## Instructions to follow:
From the entries below, copy every line that holds the word "Documents".

*** Opening of Source material ***

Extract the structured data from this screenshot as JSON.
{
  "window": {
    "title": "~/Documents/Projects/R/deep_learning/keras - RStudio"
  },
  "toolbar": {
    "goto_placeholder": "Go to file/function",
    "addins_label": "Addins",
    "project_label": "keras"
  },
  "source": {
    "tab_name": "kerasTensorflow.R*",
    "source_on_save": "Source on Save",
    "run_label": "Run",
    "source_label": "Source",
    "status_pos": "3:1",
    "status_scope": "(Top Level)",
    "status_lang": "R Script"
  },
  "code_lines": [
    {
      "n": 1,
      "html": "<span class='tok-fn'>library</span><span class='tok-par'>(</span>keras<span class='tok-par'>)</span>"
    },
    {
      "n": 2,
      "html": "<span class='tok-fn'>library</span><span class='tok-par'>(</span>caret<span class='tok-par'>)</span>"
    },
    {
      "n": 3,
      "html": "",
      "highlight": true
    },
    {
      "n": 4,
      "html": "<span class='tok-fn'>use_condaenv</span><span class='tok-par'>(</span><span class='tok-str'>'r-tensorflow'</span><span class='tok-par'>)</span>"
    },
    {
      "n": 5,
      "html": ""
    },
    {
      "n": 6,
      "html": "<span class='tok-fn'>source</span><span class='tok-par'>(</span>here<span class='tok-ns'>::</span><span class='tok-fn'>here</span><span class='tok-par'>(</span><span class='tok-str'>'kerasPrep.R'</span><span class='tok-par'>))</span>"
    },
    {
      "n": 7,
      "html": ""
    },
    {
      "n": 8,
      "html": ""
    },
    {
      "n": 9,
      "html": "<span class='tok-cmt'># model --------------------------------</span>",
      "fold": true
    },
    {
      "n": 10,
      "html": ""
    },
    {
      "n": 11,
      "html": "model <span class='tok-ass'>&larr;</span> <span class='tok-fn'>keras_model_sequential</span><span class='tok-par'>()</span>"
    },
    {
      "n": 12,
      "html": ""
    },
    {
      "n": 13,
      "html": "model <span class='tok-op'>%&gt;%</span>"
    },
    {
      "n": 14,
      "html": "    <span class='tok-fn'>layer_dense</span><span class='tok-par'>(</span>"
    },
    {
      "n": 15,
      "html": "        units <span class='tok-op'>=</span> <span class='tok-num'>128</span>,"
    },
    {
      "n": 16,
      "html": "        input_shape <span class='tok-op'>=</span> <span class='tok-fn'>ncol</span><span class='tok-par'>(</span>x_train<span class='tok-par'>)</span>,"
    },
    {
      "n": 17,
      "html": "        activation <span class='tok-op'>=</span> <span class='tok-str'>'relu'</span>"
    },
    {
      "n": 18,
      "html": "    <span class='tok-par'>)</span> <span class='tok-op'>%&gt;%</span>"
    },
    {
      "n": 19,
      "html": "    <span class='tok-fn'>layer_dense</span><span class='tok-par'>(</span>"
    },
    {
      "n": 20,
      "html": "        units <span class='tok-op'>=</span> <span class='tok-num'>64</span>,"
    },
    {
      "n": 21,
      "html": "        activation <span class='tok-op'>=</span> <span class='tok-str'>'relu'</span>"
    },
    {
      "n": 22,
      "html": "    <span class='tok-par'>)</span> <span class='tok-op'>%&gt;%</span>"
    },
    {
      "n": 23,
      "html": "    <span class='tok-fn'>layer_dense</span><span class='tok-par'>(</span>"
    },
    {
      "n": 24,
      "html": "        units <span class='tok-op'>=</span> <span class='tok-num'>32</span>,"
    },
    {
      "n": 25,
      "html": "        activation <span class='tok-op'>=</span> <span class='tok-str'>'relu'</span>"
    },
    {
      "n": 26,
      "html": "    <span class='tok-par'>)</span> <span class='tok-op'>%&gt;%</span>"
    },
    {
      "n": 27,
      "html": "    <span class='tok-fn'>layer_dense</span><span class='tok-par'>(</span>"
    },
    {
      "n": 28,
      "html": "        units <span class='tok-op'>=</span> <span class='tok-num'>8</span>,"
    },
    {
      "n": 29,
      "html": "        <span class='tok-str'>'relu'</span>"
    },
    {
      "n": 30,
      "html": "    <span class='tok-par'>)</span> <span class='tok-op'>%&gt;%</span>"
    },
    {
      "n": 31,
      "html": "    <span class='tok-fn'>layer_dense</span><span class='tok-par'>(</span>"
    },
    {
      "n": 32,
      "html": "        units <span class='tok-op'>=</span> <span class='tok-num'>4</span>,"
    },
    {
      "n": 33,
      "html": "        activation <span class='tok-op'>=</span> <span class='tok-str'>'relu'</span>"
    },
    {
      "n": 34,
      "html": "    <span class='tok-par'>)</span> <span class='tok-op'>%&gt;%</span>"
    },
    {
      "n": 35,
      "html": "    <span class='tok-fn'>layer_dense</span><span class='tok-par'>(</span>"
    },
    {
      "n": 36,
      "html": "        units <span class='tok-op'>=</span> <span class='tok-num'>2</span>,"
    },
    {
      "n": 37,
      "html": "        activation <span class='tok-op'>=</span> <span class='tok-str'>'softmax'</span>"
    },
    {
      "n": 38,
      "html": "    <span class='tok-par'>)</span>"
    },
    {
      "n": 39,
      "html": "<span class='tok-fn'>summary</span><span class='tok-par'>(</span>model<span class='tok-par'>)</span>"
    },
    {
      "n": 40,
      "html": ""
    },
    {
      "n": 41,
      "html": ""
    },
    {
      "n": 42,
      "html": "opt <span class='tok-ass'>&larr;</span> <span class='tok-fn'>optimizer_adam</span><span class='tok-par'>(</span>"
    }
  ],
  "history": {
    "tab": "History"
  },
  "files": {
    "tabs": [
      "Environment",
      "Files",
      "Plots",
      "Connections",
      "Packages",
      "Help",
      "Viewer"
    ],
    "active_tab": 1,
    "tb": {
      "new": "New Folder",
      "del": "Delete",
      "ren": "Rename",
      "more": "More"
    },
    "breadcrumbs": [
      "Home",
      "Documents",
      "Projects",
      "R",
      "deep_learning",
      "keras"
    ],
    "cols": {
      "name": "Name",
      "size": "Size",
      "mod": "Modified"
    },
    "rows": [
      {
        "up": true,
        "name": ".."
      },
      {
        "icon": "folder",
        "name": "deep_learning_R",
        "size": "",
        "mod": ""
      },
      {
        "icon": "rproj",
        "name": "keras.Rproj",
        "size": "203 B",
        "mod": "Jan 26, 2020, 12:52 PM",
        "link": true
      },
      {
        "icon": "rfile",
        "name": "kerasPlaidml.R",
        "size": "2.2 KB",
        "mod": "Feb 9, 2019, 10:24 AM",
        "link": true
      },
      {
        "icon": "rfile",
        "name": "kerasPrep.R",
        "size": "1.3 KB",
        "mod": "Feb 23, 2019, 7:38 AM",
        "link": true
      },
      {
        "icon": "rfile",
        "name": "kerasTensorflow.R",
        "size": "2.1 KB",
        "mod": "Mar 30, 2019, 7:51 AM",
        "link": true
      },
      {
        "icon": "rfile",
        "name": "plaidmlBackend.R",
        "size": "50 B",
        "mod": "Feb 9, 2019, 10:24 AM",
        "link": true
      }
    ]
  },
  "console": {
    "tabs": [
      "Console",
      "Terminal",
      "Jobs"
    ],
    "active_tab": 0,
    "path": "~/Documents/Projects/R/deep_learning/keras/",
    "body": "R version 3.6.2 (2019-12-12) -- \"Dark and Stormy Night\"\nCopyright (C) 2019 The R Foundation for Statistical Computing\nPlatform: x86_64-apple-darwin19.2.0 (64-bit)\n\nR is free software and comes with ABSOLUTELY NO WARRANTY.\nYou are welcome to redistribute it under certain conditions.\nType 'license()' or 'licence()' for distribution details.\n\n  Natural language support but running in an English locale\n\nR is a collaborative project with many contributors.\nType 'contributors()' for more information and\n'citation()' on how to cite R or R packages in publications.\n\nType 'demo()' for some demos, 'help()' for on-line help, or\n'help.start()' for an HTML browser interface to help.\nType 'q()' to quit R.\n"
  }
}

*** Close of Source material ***

## Your solution:
    "title": "~/Documents/Projects/R/deep_learning/keras - RStudio"
      "Documents",
    "path": "~/Documents/Projects/R/deep_learning/keras/",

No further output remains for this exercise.